■ What the task requires: Output every line of the material exactly.

■ Given records:

..........

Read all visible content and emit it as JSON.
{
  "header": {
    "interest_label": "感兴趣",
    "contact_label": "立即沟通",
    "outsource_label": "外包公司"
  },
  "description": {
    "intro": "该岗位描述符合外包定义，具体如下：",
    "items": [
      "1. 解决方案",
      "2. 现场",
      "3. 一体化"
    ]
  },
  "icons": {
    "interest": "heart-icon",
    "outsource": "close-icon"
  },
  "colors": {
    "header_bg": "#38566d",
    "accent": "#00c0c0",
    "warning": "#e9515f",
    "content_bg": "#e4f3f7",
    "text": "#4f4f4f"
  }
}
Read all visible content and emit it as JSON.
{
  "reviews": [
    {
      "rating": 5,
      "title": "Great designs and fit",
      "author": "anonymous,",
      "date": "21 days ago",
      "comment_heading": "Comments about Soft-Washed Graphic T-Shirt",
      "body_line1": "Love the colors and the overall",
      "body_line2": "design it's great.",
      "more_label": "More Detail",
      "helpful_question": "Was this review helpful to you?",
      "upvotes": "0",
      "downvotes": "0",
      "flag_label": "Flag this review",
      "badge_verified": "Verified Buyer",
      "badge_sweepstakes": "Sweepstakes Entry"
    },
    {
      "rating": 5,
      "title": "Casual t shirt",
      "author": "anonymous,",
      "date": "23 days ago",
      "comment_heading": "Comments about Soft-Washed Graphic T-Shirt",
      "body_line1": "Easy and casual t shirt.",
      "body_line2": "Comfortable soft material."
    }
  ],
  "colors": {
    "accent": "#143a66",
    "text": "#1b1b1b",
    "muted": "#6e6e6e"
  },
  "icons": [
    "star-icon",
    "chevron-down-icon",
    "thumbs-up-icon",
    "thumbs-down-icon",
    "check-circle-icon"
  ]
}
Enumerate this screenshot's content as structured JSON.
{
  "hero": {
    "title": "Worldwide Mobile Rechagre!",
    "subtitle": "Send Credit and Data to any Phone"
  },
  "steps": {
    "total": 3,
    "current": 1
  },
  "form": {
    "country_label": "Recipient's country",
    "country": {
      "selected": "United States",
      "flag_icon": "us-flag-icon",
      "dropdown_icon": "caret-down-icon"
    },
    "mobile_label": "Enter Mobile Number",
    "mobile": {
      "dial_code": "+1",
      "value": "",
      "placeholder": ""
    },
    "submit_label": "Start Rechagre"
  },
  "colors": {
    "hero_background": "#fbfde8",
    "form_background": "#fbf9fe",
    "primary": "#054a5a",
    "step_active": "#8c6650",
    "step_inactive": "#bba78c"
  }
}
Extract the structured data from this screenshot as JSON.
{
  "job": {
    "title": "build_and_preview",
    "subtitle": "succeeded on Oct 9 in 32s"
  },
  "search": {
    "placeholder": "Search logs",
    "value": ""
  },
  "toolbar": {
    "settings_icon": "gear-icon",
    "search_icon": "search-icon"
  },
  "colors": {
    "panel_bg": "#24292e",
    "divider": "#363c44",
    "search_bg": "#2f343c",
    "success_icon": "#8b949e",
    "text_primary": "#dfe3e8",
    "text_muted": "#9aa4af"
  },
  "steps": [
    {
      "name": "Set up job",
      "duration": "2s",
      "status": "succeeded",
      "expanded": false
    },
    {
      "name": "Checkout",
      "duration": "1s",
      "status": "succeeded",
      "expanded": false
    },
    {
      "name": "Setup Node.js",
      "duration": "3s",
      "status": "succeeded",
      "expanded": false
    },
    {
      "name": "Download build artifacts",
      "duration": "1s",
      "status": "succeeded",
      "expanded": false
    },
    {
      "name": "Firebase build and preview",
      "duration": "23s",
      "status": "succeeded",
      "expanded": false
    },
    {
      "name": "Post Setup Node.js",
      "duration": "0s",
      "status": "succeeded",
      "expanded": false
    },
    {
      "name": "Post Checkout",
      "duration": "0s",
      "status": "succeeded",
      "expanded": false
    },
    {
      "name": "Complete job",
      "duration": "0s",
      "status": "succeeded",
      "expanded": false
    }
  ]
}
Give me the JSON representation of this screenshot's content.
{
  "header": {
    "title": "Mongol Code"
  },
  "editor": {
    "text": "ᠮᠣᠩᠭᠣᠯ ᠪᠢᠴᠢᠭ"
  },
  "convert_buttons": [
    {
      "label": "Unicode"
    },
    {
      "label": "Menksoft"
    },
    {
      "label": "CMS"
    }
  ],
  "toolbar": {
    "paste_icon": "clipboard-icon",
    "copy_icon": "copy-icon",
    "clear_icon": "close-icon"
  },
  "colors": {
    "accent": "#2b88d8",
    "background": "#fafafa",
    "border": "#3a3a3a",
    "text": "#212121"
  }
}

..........

■ Answer section:
Read all visible content and emit it as JSON.
{
  "header": {
    "interest_label": "感兴趣",
    "contact_label": "立即沟通",
    "outsource_label": "外包公司"
  },
  "description": {
    "intro": "该岗位描述符合外包定义，具体如下：",
    "items": [
      "1. 解决方案",
      "2. 现场",
      "3. 一体化"
    ]
  },
  "icons": {
    "interest": "heart-icon",
    "outsource": "close-icon"
  },
  "colors": {
    "header_bg": "#38566d",
    "accent": "#00c0c0",
    "warning": "#e9515f",
    "content_bg": "#e4f3f7",
    "text": "#4f4f4f"
  }
}
Read all visible content and emit it as JSON.
{
  "reviews": [
    {
      "rating": 5,
      "title": "Great designs and fit",
      "author": "anonymous,",
      "date": "21 days ago",
      "comment_heading": "Comments about Soft-Washed Graphic T-Shirt",
      "body_line1": "Love the colors and the overall",
      "body_line2": "design it's great.",
      "more_label": "More Detail",
      "helpful_question": "Was this review helpful to you?",
      "upvotes": "0",
      "downvotes": "0",
      "flag_label": "Flag this review",
      "badge_verified": "Verified Buyer",
      "badge_sweepstakes": "Sweepstakes Entry"
    },
    {
      "rating": 5,
      "title": "Casual t shirt",
      "author": "anonymous,",
      "date": "23 days ago",
      "comment_heading": "Comments about Soft-Washed Graphic T-Shirt",
      "body_line1": "Easy and casual t shirt.",
      "body_line2": "Comfortable soft material."
    }
  ],
  "colors": {
    "accent": "#143a66",
    "text": "#1b1b1b",
    "muted": "#6e6e6e"
  },
  "icons": [
    "star-icon",
    "chevron-down-icon",
    "thumbs-up-icon",
    "thumbs-down-icon",
    "check-circle-icon"
  ]
}
Enumerate this screenshot's content as structured JSON.
{
  "hero": {
    "title": "Worldwide Mobile Rechagre!",
    "subtitle": "Send Credit and Data to any Phone"
  },
  "steps": {
    "total": 3,
    "current": 1
  },
  "form": {
    "country_label": "Recipient's country",
    "country": {
      "selected": "United States",
      "flag_icon": "us-flag-icon",
      "dropdown_icon": "caret-down-icon"
    },
    "mobile_label": "Enter Mobile Number",
    "mobile": {
      "dial_code": "+1",
      "value": "",
      "placeholder": ""
    },
    "submit_label": "Start Rechagre"
  },
  "colors": {
    "hero_background": "#fbfde8",
    "form_background": "#fbf9fe",
    "primary": "#054a5a",
    "step_active": "#8c6650",
    "step_inactive": "#bba78c"
  }
}
Extract the structured data from this screenshot as JSON.
{
  "job": {
    "title": "build_and_preview",
    "subtitle": "succeeded on Oct 9 in 32s"
  },
  "search": {
    "placeholder": "Search logs",
    "value": ""
  },
  "toolbar": {
    "settings_icon": "gear-icon",
    "search_icon": "search-icon"
  },
  "colors": {
    "panel_bg": "#24292e",
    "divider": "#363c44",
    "search_bg": "#2f343c",
    "success_icon": "#8b949e",
    "text_primary": "#dfe3e8",
    "text_muted": "#9aa4af"
  },
  "steps": [
    {
      "name": "Set up job",
      "duration": "2s",
      "status": "succeeded",
      "expanded": false
    },
    {
      "name": "Checkout",
      "duration": "1s",
      "status": "succeeded",
      "expanded": false
    },
    {
      "name": "Setup Node.js",
      "duration": "3s",
      "status": "succeeded",
      "expanded": false
    },
    {
      "name": "Download build artifacts",
      "duration": "1s",
      "status": "succeeded",
      "expanded": false
    },
    {
      "name": "Firebase build and preview",
      "duration": "23s",
      "status": "succeeded",
      "expanded": false
    },
    {
      "name": "Post Setup Node.js",
      "duration": "0s",
      "status": "succeeded",
      "expanded": false
    },
    {
      "name": "Post Checkout",
      "duration": "0s",
      "status": "succeeded",
      "expanded": false
    },
    {
      "name": "Complete job",
      "duration": "0s",
      "status": "succeeded",
      "expanded": false
    }
  ]
}
Give me the JSON representation of this screenshot's content.
{
  "header": {
    "title": "Mongol Code"
  },
  "editor": {
    "text": "ᠮᠣᠩᠭᠣᠯ ᠪᠢᠴᠢᠭ"
  },
  "convert_buttons": [
    {
      "label": "Unicode"
    },
    {
      "label": "Menksoft"
    },
    {
      "label": "CMS"
    }
  ],
  "toolbar": {
    "paste_icon": "clipboard-icon",
    "copy_icon": "copy-icon",
    "clear_icon": "close-icon"
  },
  "colors": {
    "accent": "#2b88d8",
    "background": "#fafafa",
    "border": "#3a3a3a",
    "text": "#212121"
  }
}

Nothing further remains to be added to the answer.